• DESCRIPTION OF THE TASK:
Look through the records that follow. Copy every line containing the word "price".

========================================================================

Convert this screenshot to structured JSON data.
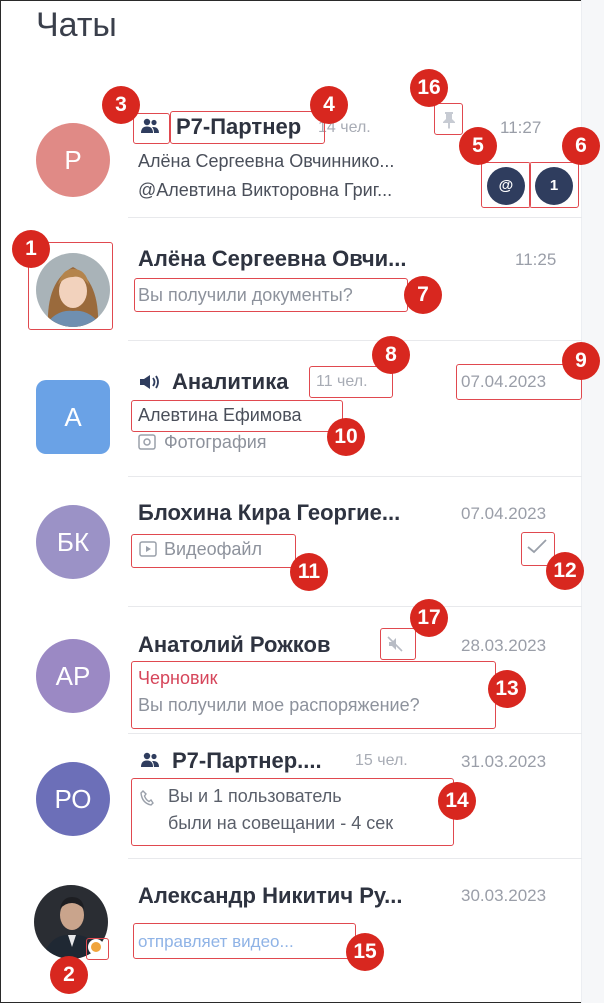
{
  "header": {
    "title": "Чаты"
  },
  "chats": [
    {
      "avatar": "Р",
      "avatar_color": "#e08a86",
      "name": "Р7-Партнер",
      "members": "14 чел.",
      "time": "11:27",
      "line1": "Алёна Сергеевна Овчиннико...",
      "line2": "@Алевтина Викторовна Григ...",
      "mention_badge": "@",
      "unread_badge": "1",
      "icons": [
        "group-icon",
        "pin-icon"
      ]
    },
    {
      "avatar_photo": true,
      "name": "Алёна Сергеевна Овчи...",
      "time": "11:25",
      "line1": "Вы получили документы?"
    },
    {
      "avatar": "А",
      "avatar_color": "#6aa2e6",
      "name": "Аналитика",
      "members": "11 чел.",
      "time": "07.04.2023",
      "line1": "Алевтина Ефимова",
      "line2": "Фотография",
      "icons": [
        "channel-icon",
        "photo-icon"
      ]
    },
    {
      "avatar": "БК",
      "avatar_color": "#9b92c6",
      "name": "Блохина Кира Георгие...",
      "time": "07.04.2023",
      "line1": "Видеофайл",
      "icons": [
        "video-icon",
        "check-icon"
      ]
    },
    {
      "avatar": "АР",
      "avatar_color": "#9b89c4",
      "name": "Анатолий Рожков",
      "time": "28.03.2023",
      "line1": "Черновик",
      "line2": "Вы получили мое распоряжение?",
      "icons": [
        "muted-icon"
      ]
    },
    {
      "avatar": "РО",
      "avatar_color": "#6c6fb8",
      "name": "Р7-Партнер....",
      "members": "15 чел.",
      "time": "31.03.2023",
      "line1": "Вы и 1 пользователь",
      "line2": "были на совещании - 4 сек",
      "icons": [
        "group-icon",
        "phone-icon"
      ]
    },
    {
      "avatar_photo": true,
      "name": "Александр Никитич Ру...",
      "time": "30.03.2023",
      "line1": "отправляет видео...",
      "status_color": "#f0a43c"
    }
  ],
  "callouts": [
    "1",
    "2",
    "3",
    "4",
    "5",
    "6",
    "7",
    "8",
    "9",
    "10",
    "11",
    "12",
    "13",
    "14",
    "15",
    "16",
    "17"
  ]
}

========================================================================

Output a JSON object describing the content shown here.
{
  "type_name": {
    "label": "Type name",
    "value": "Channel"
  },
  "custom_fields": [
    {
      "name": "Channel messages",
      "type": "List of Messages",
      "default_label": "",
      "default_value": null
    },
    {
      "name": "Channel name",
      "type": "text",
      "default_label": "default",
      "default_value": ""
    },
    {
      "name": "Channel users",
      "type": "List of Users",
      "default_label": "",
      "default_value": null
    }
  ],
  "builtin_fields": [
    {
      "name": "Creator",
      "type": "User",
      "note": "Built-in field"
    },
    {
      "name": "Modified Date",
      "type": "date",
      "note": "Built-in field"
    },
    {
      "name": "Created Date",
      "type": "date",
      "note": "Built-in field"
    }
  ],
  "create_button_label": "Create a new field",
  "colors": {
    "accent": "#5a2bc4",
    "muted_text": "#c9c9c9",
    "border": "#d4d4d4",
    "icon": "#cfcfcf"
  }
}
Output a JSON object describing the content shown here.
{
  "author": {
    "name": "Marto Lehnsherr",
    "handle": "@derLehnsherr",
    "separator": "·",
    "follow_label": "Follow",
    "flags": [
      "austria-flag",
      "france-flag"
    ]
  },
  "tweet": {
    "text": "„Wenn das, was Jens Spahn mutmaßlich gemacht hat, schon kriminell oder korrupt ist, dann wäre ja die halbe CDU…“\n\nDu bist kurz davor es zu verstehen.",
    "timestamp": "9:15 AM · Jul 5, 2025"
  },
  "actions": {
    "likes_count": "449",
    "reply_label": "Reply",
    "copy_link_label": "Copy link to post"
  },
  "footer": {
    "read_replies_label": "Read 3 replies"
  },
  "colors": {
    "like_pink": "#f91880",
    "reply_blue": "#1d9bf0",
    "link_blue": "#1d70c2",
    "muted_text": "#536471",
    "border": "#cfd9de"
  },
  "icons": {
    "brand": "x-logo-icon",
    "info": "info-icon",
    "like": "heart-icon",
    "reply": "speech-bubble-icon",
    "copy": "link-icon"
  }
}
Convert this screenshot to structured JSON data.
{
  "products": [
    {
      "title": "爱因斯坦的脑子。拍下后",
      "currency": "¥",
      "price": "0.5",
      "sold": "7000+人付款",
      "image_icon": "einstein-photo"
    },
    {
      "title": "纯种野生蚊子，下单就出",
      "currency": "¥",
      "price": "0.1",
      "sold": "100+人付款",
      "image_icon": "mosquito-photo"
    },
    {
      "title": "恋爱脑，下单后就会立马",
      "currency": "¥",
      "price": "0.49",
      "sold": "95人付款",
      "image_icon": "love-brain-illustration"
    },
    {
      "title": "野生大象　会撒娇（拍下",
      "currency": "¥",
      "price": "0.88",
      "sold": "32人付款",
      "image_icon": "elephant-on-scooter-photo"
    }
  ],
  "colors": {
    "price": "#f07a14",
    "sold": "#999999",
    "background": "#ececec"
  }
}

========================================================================

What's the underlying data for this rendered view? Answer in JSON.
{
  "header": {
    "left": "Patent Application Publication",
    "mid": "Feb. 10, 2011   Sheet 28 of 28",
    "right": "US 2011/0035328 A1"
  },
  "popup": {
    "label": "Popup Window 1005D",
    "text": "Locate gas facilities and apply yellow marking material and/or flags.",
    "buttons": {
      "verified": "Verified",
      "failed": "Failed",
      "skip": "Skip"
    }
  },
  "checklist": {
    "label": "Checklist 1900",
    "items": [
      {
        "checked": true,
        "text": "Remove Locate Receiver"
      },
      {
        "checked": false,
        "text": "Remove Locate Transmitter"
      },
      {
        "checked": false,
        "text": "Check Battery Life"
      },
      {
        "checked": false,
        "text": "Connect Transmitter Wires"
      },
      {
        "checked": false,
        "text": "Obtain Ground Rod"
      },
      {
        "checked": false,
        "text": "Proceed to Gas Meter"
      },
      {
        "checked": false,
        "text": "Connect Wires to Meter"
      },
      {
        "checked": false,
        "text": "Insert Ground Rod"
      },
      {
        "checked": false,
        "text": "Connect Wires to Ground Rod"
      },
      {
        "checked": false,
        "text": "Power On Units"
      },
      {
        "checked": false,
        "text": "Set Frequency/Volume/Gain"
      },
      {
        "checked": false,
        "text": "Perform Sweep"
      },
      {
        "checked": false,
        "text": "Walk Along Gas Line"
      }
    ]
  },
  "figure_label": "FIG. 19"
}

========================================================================

• RESPONSE AREA:
      "price": "0.5",
      "price": "0.1",
      "price": "0.49",
      "price": "0.88",
    "price": "#f07a14",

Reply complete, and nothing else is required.